More significantly still, the king can only forestall the frequent raids on the English coast by paying a rich ransom in silver each year. History tells us the Danes were the raiders; Follett portrays them as Vikings based in Normandy, perhaps anticipating the Norman Invasion six decades later. (In the Acknowledgments, Follett notes that “while thanking my historical advisers, I must add that I have not always followed their advice.”) And The Evening and the Morning opens with a Viking raid on Combe, where Edgar loses his father, his family’s modest and hard-earned wealth, and the woman he loves. Viking attacks, complete with all the expected murder, rape, and pillage, occur repeatedly throughout the story.
So, why is this such a compelling read?

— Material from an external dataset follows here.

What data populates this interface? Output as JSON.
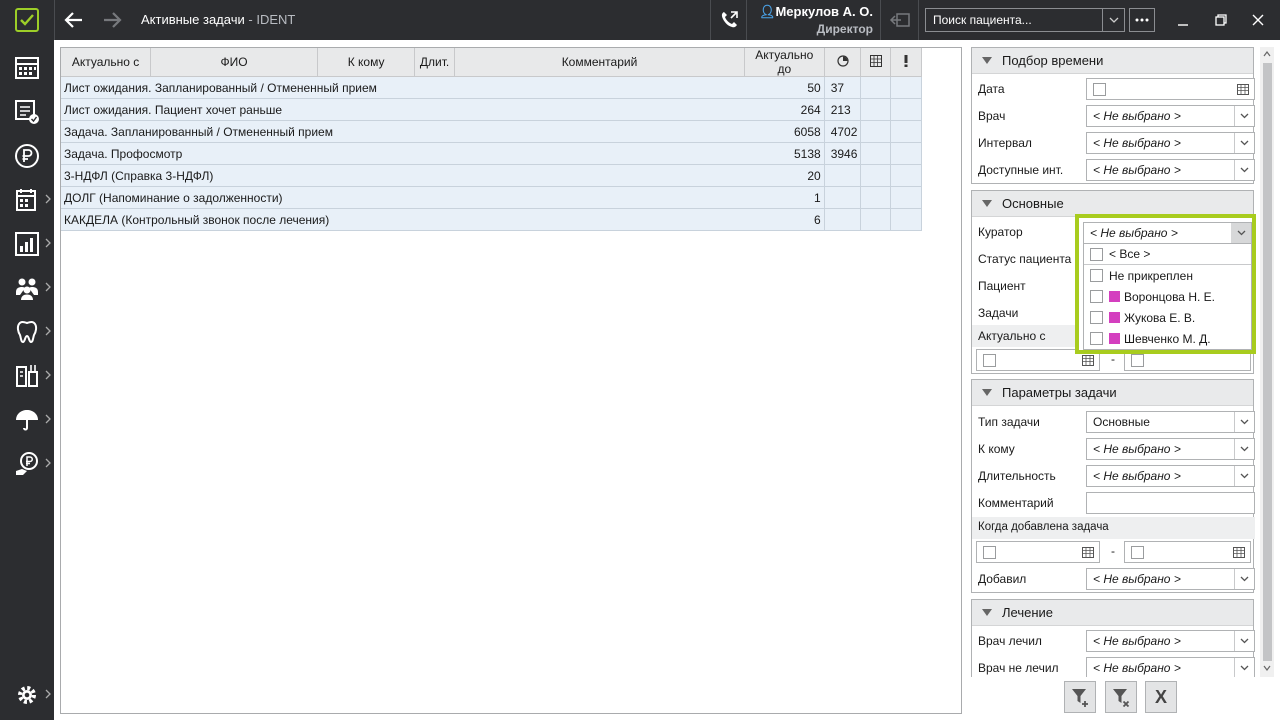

What would keep a reader going through the more than 900 pages of this prequel to the Kingsbridge Trilogy? To me, three major factors stand out:
- The focus throughout is on the two principal characters, whose growth over the decade depicted in the book is both marked and credible. The storyline is simple, straightforward, and energetic.
- Rich historical detail portrays a society in the throes of change, and change is the stuff of fiction (and of life). By following how Edgar and Ragna navigate through the perilous years not long before the Norman Invasion, we learn how English society was structured and life was lived in the shadow of the medieval Christian church.
- And for a historical fiction fan like me, there are the additional pleasures of discovering the sights and smells and sounds—and the ever-present dangers—of life in a faraway place and time.
However, if you’re squeamish, you may not enjoy this novel. The violence is never prurient. But it’s fully as abundant as the known history of the period would suggest. Murder, of course—frequent enough to populate a thriller with a cemetery full of corpses. Rape, too. Torture. But what else could you expect from a novel centered around Viking raids and vicious, predatory noblemen? And the violence is essential to set the scene for the Kingsbridge Trilogy that follows, when life in England gradually became more predictable and less dangerous.
For further reading
I’ve read all three books in the Kingsbridge Trilogy, of which The Evening and the Morning is a prequel. But the only one I’ve read recently enough to review it here was the fourth book in the series, A Column of Fire (Ken Follett’s 16th-century Kingsbridge saga: Christians killing Christians).
I’ve also reviewed the author’s best-known spy thriller, Eye of the Needle (The 40th anniversary edition of Ken Follett’s classic WWII spy novel).
You might also check out my post, 20 most enlightening historical novels (plus dozens of runners-up).
And you can always find my most popular reviews, and the most recent ones, plus a guide to this whole site, on the Home Page.